It is evident that even before the election, every attempt is being made to suppress the poorest sections, drive them away from home and exclude them from exercising their rights as citizens. In Andhra Pradesh, the home state of the main pillar of the NDA, Chandrababu Naidu, as well as of the BJP president, Venkaiah Naidu, the EC has found out that no less than 54 lakh fraudulent votes have been enrolled. In Punganur area, in Chittoor, the home district of Chandrababu Naidu, over 94 per cent of the population were registered as voters, when on average the figure works out to around 66 per cent. Only the powerful joint movement of the opposition in the state ensured that the fraudulent votes were cancelled. It is evident that the attempt to defraud the voters will be made in other states as well, so people must be vigilant and prepare to resist.

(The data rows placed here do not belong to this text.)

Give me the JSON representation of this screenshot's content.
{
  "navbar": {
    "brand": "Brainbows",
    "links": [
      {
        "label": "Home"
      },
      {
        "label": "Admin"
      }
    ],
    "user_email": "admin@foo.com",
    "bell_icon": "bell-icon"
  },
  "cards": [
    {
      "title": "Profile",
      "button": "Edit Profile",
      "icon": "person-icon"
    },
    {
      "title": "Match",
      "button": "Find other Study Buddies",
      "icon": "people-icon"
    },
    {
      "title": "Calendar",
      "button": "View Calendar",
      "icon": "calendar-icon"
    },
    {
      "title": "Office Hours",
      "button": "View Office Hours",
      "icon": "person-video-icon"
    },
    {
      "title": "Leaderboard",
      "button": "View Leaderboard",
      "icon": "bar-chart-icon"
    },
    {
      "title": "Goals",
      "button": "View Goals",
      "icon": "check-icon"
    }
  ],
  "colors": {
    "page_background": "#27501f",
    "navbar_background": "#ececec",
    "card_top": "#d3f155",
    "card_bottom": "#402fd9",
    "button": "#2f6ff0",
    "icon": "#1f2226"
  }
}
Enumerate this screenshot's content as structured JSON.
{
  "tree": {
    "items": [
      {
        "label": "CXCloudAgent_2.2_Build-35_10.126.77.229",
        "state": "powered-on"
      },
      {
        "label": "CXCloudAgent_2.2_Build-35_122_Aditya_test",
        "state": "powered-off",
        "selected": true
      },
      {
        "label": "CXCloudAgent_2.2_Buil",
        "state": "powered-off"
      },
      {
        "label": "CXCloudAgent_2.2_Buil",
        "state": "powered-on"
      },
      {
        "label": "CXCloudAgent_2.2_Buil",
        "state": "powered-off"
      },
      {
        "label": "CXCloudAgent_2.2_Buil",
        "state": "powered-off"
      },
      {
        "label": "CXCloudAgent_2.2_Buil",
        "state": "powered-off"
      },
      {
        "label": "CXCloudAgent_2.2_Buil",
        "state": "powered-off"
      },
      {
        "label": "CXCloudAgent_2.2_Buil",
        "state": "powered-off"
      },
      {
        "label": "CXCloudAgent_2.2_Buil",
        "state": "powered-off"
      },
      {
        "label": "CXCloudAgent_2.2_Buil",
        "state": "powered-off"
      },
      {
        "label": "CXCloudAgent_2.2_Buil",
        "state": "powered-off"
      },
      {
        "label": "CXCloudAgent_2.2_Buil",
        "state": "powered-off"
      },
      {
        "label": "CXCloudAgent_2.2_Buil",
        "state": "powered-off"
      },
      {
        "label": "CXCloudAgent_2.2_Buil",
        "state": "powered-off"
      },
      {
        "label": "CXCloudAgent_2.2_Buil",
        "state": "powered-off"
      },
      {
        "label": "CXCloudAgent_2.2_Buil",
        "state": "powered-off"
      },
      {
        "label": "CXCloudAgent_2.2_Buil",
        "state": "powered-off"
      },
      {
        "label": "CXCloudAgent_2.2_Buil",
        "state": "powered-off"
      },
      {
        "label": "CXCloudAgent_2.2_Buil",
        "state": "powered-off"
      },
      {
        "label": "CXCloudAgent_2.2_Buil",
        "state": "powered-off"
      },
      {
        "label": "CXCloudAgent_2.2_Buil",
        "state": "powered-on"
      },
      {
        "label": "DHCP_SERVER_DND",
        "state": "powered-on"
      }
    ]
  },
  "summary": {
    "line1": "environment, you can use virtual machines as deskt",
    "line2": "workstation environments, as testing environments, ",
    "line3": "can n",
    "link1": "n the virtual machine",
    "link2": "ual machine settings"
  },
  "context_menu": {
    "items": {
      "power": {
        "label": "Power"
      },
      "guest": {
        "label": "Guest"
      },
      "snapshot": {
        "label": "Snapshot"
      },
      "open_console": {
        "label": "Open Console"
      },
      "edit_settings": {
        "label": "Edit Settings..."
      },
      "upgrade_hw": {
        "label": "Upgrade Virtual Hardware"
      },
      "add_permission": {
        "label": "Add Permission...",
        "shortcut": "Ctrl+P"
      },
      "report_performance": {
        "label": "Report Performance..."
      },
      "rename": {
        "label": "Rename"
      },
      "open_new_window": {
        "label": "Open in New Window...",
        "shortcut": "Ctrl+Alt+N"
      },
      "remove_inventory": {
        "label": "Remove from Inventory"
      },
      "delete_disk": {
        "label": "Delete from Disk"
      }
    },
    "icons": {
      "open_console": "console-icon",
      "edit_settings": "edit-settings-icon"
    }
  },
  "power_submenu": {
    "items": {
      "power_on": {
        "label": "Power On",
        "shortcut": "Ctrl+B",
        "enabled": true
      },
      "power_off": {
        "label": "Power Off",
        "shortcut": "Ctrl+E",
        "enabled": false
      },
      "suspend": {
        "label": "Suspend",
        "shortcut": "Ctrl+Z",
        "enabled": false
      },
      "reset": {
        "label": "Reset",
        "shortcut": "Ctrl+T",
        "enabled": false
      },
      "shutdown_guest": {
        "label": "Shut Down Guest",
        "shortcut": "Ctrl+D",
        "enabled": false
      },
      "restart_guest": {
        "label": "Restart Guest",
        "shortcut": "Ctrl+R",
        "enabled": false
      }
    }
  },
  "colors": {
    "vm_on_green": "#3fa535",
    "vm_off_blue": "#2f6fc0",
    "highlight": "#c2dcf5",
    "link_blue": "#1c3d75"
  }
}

It is obvious that the vast majority of India’s voters are angry with the BJP for the ruin it has brought to them. That is why the BJP and NDA allies are doing every thing to divide, defraud and terrorise the people into letting the NDA get another term in office by hook or by crook. It is the duty of the Left and democratic forces to ensure that the anger of the people does not get diverted in attacking each other but is channelled into a massive force to defeat the NDA in the coming Lok Sabha elections. It is the Left and democratic forces alone which are capable of organising the people to fight in their own interest and in the interest of society as a whole. They must come forward fearlessly and ensure the defeat of the BJP in the country as a whole.